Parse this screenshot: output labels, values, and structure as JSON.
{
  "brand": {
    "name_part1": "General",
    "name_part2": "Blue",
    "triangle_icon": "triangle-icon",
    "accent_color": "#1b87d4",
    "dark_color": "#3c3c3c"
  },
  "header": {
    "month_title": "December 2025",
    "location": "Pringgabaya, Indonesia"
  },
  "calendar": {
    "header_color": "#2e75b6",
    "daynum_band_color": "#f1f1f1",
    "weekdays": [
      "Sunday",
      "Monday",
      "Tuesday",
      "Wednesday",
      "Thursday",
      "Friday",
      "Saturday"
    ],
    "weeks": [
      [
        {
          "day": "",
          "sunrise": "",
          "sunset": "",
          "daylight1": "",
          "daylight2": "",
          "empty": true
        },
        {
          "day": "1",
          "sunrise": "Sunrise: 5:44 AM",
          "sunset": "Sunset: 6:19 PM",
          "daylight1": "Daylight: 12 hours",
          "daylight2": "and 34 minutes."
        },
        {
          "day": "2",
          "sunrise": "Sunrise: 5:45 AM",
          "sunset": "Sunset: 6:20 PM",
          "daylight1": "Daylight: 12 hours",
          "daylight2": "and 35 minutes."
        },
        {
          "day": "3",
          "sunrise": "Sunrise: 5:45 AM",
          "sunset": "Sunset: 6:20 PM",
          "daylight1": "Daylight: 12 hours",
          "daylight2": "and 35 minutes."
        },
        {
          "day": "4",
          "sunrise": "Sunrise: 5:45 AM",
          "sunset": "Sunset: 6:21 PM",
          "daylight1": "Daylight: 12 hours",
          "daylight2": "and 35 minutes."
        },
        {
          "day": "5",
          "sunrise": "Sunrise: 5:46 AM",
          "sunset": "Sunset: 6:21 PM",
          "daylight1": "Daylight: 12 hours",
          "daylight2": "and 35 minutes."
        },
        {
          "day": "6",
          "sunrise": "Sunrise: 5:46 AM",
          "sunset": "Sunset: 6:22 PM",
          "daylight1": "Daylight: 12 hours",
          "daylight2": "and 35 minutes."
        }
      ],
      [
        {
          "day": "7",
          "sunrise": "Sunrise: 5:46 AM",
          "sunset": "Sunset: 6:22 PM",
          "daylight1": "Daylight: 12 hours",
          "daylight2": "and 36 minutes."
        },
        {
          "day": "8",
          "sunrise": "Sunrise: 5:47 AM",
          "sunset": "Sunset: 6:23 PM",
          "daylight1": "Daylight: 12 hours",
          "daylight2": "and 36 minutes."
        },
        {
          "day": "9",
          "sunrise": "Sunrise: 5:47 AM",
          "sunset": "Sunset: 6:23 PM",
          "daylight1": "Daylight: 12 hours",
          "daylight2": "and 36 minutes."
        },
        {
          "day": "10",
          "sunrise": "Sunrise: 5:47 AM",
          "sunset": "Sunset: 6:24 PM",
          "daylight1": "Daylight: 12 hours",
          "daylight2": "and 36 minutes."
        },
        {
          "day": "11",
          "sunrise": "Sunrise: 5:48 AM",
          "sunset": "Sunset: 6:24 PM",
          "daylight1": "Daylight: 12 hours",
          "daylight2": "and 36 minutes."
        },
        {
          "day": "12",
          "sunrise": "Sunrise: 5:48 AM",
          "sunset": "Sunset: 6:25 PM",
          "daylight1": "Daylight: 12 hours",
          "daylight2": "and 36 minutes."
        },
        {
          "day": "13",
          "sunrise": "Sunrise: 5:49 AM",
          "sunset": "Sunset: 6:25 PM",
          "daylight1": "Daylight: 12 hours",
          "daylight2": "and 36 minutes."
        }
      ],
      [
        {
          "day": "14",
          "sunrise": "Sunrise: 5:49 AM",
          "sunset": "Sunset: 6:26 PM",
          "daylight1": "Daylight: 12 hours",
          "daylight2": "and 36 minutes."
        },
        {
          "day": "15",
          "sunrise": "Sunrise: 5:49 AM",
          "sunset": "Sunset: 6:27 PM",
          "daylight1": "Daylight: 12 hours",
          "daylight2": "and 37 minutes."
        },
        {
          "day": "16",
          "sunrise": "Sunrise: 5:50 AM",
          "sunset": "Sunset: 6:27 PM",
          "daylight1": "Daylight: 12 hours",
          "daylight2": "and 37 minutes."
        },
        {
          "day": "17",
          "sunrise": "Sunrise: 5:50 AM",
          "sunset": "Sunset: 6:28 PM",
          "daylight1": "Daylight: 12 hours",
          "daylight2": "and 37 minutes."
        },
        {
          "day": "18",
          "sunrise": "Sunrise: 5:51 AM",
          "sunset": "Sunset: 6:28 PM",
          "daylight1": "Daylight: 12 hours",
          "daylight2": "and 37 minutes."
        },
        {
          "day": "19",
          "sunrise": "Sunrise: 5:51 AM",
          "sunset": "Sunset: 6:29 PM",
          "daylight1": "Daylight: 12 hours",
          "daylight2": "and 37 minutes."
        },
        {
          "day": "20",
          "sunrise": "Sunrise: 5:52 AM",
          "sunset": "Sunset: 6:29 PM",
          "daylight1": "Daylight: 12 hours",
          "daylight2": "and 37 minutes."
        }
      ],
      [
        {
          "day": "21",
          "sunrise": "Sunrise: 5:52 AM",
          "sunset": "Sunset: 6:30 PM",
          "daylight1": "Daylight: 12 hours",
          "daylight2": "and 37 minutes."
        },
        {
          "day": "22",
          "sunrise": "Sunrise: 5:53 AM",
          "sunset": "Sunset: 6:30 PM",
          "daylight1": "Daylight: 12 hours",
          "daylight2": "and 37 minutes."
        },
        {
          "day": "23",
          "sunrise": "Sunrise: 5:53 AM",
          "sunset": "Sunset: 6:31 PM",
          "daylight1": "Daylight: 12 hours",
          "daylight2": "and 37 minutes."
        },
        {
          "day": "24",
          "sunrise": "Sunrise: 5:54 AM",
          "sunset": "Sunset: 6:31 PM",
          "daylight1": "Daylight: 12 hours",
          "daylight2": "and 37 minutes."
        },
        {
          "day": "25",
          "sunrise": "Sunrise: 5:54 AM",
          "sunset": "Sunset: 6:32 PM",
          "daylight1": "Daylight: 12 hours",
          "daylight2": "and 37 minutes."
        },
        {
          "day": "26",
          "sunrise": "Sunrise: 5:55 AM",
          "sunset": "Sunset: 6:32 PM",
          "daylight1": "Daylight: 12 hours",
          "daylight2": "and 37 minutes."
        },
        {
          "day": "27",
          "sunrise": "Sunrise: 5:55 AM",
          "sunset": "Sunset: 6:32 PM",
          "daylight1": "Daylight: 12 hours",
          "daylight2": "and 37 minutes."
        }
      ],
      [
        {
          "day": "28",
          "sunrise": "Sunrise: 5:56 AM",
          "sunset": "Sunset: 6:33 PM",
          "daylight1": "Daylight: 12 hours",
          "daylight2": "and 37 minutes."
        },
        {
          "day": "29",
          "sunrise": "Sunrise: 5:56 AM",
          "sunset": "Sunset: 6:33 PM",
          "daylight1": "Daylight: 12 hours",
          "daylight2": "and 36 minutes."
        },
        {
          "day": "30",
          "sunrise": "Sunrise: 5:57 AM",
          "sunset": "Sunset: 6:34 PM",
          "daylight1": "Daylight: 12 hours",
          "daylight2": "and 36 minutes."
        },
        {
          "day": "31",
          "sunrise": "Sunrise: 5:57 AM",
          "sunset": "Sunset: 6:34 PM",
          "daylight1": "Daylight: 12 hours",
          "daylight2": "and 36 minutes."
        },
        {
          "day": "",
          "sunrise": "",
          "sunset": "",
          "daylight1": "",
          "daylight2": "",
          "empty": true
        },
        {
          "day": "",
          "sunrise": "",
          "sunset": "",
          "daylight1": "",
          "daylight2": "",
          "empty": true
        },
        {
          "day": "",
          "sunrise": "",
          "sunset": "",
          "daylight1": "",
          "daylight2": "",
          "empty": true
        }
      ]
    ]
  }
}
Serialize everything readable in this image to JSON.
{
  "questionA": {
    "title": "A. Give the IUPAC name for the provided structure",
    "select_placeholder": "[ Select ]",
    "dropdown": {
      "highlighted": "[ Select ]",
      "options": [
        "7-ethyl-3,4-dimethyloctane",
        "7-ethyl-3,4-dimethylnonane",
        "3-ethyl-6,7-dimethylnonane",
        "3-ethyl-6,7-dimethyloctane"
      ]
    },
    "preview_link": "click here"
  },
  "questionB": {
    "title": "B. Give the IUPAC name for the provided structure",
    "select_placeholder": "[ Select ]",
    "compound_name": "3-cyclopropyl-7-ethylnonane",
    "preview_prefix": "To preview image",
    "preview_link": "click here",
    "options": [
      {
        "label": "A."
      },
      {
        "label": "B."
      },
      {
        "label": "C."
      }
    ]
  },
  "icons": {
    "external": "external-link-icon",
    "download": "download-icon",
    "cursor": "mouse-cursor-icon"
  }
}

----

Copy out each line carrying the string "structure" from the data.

Parse this screenshot: output labels, values, and structure as JSON.
    "title": "A. Give the IUPAC name for the provided structure",
    "title": "B. Give the IUPAC name for the provided structure",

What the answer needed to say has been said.